* _DESCRIPTION OF THE TASK_
What is the count of lines below that include "Offer"? Reply with nothing else.

* _SOURCE DATA_
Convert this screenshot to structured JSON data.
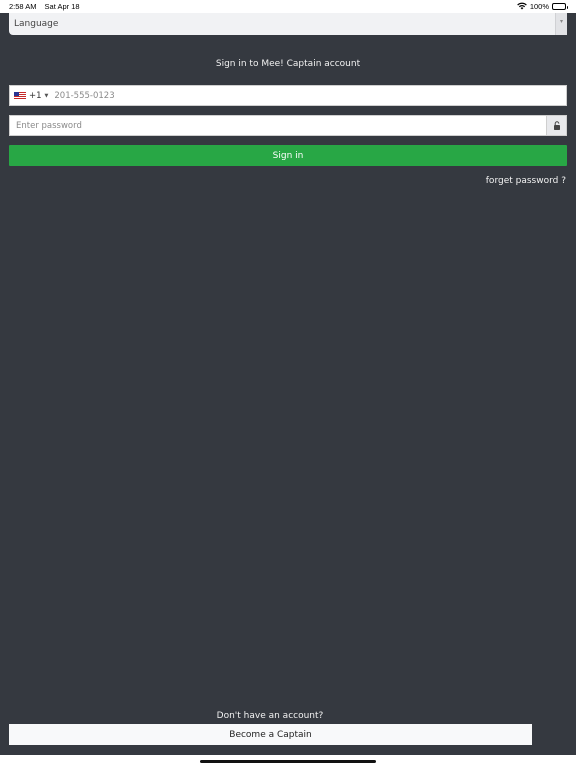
{
  "status_bar": {
    "time": "2:58 AM",
    "date": "Sat Apr 18",
    "battery": "100%",
    "battery_level": 1.0
  },
  "form": {
    "language_placeholder": "Language",
    "title": "Sign in to Mee! Captain account",
    "phone": {
      "country_flag": "us-flag-icon",
      "dial_code": "+1",
      "placeholder": "201-555-0123"
    },
    "password": {
      "placeholder": "Enter password",
      "icon": "lock-icon"
    },
    "signin_label": "Sign in",
    "forget_label": "forget password ?"
  },
  "footer": {
    "no_account_text": "Don't have an account?",
    "become_captain_label": "Become a Captain"
  },
  "colors": {
    "background": "#353940",
    "primary": "#28a745",
    "text_light": "#f2f2f2"
  }
}
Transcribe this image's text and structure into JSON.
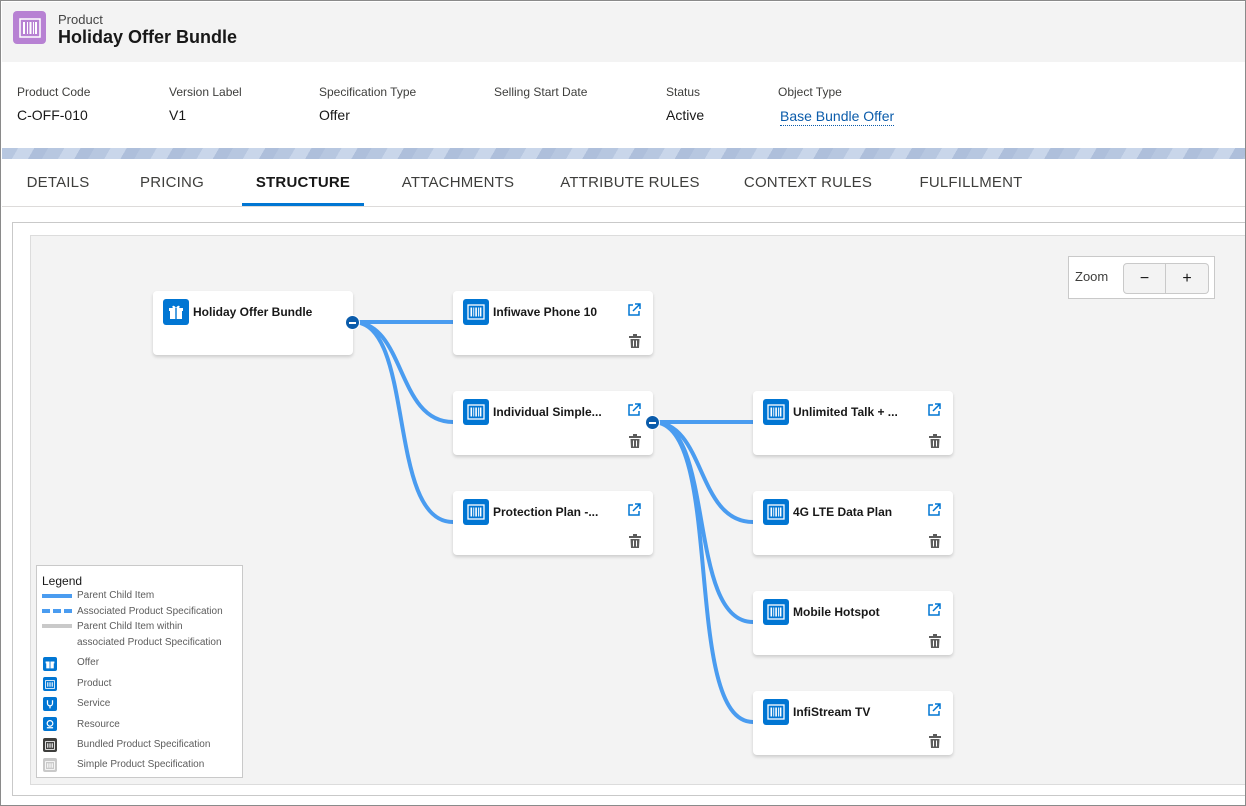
{
  "header": {
    "object_type": "Product",
    "title": "Holiday Offer Bundle",
    "icon": "product-barcode-icon",
    "icon_color": "#b781d3"
  },
  "highlights": [
    {
      "label": "Product Code",
      "value": "C-OFF-010"
    },
    {
      "label": "Version Label",
      "value": "V1"
    },
    {
      "label": "Specification Type",
      "value": "Offer"
    },
    {
      "label": "Selling Start Date",
      "value": ""
    },
    {
      "label": "Status",
      "value": "Active"
    },
    {
      "label": "Object Type",
      "value": "Base Bundle Offer"
    }
  ],
  "tabs": [
    {
      "label": "DETAILS",
      "active": false
    },
    {
      "label": "PRICING",
      "active": false
    },
    {
      "label": "STRUCTURE",
      "active": true
    },
    {
      "label": "ATTACHMENTS",
      "active": false
    },
    {
      "label": "ATTRIBUTE RULES",
      "active": false
    },
    {
      "label": "CONTEXT RULES",
      "active": false
    },
    {
      "label": "FULFILLMENT",
      "active": false
    }
  ],
  "zoom": {
    "label": "Zoom",
    "minus": "−",
    "plus": "+"
  },
  "colors": {
    "accent": "#0176d3",
    "link": "#4a9cf0",
    "active_tab": "#0176d3"
  },
  "nodes": [
    {
      "label": "Holiday Offer Bundle",
      "icon": "gift-icon",
      "kind": "Offer"
    },
    {
      "label": "Infiwave Phone 10",
      "icon": "barcode-icon",
      "kind": "Product"
    },
    {
      "label": "Individual Simple...",
      "icon": "barcode-icon",
      "kind": "Product"
    },
    {
      "label": "Protection Plan -...",
      "icon": "barcode-icon",
      "kind": "Product"
    },
    {
      "label": "Unlimited Talk + ...",
      "icon": "barcode-icon",
      "kind": "Product"
    },
    {
      "label": "4G LTE Data Plan",
      "icon": "barcode-icon",
      "kind": "Product"
    },
    {
      "label": "Mobile Hotspot",
      "icon": "barcode-icon",
      "kind": "Product"
    },
    {
      "label": "InfiStream TV",
      "icon": "barcode-icon",
      "kind": "Product"
    }
  ],
  "legend": {
    "title": "Legend",
    "lines": [
      {
        "label": "Parent Child Item",
        "style": "solid",
        "color": "#4a9cf0"
      },
      {
        "label": "Associated Product Specification",
        "style": "dashed",
        "color": "#4a9cf0"
      },
      {
        "label": "Parent Child Item within",
        "label2": "associated Product Specification",
        "style": "solid",
        "color": "#c9c9c9"
      }
    ],
    "icons": [
      {
        "label": "Offer",
        "icon": "gift-icon",
        "color": "#0176d3"
      },
      {
        "label": "Product",
        "icon": "barcode-icon",
        "color": "#0176d3"
      },
      {
        "label": "Service",
        "icon": "service-icon",
        "color": "#0176d3"
      },
      {
        "label": "Resource",
        "icon": "resource-icon",
        "color": "#0176d3"
      },
      {
        "label": "Bundled Product Specification",
        "icon": "barcode-icon",
        "color": "#3e3e3c"
      },
      {
        "label": "Simple Product Specification",
        "icon": "barcode-icon",
        "color": "#c9c9c9"
      }
    ]
  }
}
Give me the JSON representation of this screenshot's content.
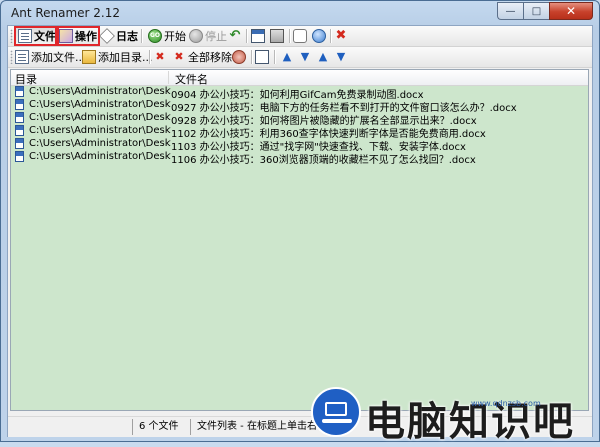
{
  "window": {
    "title": "Ant Renamer 2.12",
    "close_glyph": "✕",
    "min_glyph": "—",
    "max_glyph": "□"
  },
  "toolbar1": {
    "files_label": "文件",
    "actions_label": "操作",
    "log_label": "日志",
    "start_label": "开始",
    "stop_label": "停止",
    "go_icon_text": "GO"
  },
  "toolbar2": {
    "add_files_label": "添加文件...",
    "add_folders_label": "添加目录...",
    "remove_all_label": "全部移除",
    "arrows": [
      "▲",
      "▼",
      "▲",
      "▼"
    ]
  },
  "list": {
    "columns": [
      "目录",
      "文件名"
    ],
    "rows": [
      {
        "dir": "C:\\Users\\Administrator\\Desktop\\...",
        "name": "0904  办公小技巧：如何利用GifCam免费录制动图.docx"
      },
      {
        "dir": "C:\\Users\\Administrator\\Desktop\\...",
        "name": "0927  办公小技巧：电脑下方的任务栏看不到打开的文件窗口该怎么办？.docx"
      },
      {
        "dir": "C:\\Users\\Administrator\\Desktop\\...",
        "name": "0928  办公小技巧：如何将图片被隐藏的扩展名全部显示出来？.docx"
      },
      {
        "dir": "C:\\Users\\Administrator\\Desktop\\...",
        "name": "1102  办公小技巧：利用360查字体快速判断字体是否能免费商用.docx"
      },
      {
        "dir": "C:\\Users\\Administrator\\Desktop\\...",
        "name": "1103  办公小技巧：通过\"找字网\"快速查找、下载、安装字体.docx"
      },
      {
        "dir": "C:\\Users\\Administrator\\Desktop\\...",
        "name": "1106  办公小技巧：360浏览器顶端的收藏栏不见了怎么找回？.docx"
      }
    ]
  },
  "status": {
    "count": "6 个文件",
    "hint": "文件列表 - 在标题上单击右键"
  },
  "watermark": {
    "text": "电脑知识吧",
    "small": "www.qdnzsb.com"
  },
  "colors": {
    "list_bg": "#cde6cc",
    "highlight_box": "#e0262b",
    "title_bg": "#c4d9ef"
  }
}
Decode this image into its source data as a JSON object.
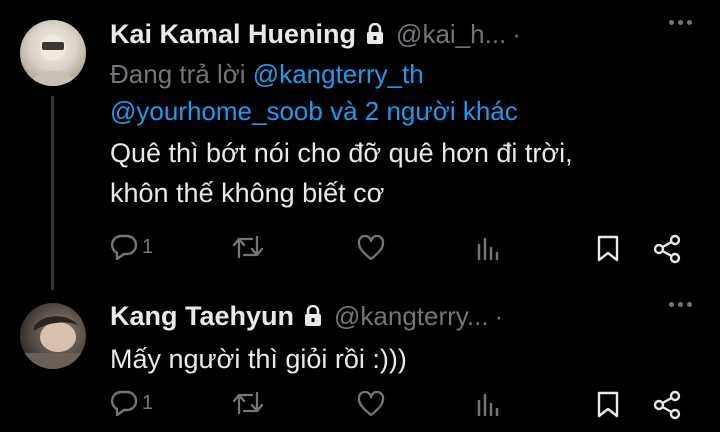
{
  "tweets": [
    {
      "display_name": "Kai Kamal Huening",
      "handle": "@kai_h...",
      "separator": "·",
      "replying_prefix": "Đang trả lời",
      "replying_mention": "@kangterry_th",
      "replying_second_line_mention": "@yourhome_soob",
      "replying_suffix": "và 2 người khác",
      "text_line1": "Quê thì bớt nói cho đỡ quê hơn đi trời,",
      "text_line2": "khôn thế không biết cơ",
      "reply_count": "1"
    },
    {
      "display_name": "Kang Taehyun",
      "handle": "@kangterry...",
      "separator": "·",
      "text_line1": "Mấy người thì giỏi rồi :)))",
      "reply_count": "1"
    }
  ],
  "icons": {
    "reply": "reply-icon",
    "retweet": "retweet-icon",
    "like": "heart-icon",
    "views": "views-icon",
    "bookmark": "bookmark-icon",
    "share": "share-icon",
    "lock": "lock-icon",
    "more": "more-icon"
  },
  "colors": {
    "background": "#000000",
    "text": "#e7e9ea",
    "secondary": "#71767b",
    "accent": "#1d9bf0",
    "thread_line": "#333639"
  }
}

* _TASK RESPONSE_
6